Keloid scar

The trauma which caused them can be very minor, such as spots, insect bites or scratches, yet they can grow larger than the initial wound.

What do they look like?

  • These scars are often very thick, purple or red, itchy and can even be painful. 
  • The trauma which caused them can be very minor, such as spots, insect bites or scratches, yet they can grow larger than the initial wound. 
  • They can happen to anyone, but they also run in families and more commonly occur in people with darker skin types. 
  • They can occur on any body-site, but are particularly common in earlobes (post-piercing), chests/breasts and shoulders/backs (trauma or post-acne). 

 

How can this scar be improved? 

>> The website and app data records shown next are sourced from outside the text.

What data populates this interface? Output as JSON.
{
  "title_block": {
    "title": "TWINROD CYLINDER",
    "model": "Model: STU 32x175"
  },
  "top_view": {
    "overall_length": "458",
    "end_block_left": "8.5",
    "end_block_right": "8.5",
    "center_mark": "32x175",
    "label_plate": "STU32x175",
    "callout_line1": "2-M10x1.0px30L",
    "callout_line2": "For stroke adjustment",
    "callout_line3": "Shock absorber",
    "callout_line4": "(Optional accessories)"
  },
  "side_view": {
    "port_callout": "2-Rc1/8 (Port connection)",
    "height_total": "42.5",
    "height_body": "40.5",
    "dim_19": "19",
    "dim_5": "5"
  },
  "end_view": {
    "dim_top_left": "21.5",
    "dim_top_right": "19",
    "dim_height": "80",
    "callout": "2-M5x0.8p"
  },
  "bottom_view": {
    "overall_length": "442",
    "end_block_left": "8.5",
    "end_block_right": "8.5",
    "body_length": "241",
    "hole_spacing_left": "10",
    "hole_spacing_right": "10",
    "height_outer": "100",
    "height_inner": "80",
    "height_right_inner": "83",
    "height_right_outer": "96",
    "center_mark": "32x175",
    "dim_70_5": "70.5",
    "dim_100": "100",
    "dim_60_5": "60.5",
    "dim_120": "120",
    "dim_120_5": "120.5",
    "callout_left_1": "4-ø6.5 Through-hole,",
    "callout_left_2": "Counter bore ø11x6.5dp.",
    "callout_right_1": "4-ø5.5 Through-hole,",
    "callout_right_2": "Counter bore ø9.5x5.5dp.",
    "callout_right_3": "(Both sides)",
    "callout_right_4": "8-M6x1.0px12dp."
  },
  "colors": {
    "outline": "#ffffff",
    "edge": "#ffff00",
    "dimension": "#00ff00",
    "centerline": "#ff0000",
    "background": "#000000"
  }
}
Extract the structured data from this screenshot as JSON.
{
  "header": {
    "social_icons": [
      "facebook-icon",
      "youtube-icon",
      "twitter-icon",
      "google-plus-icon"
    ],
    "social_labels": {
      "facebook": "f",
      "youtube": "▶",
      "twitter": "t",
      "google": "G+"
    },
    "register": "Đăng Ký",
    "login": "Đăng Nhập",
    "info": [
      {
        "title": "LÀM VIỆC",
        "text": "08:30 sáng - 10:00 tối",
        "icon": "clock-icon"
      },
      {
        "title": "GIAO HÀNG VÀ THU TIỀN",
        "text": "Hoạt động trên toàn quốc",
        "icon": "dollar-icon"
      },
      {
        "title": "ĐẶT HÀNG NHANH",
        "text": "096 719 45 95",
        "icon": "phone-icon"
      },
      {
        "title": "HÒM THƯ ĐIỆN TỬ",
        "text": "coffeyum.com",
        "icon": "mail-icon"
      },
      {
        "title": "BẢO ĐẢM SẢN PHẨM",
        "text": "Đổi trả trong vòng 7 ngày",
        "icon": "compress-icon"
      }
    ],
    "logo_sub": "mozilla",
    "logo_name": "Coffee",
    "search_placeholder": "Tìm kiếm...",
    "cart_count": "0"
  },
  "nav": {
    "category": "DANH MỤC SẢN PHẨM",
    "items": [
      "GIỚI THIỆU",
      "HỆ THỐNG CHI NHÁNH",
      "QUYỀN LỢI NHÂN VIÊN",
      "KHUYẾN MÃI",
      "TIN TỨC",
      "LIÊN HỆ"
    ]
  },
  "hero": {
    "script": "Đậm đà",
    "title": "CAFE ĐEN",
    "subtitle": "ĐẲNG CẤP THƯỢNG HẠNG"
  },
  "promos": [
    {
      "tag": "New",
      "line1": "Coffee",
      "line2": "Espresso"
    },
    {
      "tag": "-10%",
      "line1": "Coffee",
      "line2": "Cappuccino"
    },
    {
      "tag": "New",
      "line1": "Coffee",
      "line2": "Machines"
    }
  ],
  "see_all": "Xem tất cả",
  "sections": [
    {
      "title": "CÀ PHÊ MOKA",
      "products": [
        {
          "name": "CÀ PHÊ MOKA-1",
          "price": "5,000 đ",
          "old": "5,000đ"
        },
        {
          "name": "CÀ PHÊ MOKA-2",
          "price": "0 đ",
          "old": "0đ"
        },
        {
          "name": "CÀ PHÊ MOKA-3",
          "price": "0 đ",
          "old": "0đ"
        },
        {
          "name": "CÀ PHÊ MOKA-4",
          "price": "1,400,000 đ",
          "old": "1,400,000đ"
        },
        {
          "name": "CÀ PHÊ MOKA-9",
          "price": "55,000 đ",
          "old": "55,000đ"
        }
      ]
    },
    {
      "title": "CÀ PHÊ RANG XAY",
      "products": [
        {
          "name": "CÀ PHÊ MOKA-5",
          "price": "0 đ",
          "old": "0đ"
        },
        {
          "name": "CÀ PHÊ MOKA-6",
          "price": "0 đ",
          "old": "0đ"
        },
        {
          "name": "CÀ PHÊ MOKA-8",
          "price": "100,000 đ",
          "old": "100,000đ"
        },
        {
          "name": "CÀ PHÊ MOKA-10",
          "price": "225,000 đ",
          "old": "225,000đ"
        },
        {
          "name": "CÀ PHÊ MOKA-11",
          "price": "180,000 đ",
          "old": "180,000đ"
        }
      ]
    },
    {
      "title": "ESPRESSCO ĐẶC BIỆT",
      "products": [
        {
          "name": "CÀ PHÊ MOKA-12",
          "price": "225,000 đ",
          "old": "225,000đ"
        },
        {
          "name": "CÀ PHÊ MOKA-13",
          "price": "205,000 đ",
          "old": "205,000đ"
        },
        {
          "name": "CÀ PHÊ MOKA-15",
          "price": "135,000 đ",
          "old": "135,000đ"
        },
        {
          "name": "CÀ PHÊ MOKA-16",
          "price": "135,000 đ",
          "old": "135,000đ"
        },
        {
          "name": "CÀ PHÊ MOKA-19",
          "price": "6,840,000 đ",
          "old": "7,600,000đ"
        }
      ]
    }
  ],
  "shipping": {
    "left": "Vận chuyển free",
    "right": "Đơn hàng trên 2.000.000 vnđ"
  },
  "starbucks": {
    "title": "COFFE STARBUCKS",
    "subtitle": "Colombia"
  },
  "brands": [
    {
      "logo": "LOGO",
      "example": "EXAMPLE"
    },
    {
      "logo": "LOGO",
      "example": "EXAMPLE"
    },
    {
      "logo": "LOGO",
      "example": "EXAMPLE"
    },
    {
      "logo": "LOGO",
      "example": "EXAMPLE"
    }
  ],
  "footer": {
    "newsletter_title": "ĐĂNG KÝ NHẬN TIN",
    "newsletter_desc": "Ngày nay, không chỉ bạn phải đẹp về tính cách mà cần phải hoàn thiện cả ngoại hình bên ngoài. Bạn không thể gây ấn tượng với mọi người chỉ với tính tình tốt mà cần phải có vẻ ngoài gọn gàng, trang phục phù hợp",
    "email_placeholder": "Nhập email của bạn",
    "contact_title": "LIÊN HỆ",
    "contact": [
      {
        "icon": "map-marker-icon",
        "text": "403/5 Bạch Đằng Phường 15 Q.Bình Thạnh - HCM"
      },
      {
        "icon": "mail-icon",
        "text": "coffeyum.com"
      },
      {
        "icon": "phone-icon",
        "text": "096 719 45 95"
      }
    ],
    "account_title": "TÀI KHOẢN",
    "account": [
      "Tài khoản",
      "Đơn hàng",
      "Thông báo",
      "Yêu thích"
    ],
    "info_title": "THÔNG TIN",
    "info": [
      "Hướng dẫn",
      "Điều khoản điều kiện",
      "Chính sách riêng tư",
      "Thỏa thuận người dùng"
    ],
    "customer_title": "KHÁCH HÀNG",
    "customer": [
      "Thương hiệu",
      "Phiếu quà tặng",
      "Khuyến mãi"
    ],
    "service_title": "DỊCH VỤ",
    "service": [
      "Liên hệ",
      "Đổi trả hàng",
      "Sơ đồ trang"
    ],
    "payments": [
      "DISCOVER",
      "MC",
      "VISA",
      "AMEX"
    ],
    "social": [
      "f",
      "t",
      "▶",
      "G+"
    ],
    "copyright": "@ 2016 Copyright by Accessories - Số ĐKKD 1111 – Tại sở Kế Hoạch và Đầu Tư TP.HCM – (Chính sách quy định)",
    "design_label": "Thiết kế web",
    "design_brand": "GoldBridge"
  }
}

  • Scars like these are difficult to treat and have often had several attempts at treatments before. 
  • Scars like this can respond well to a combination of laser, steroid injections and scar therapy; the combination of these treatments gives the most success in our experience. 
  • In some cases these scars can be treated with surgical scar revision as well, usually in combination with laser and scar therapy.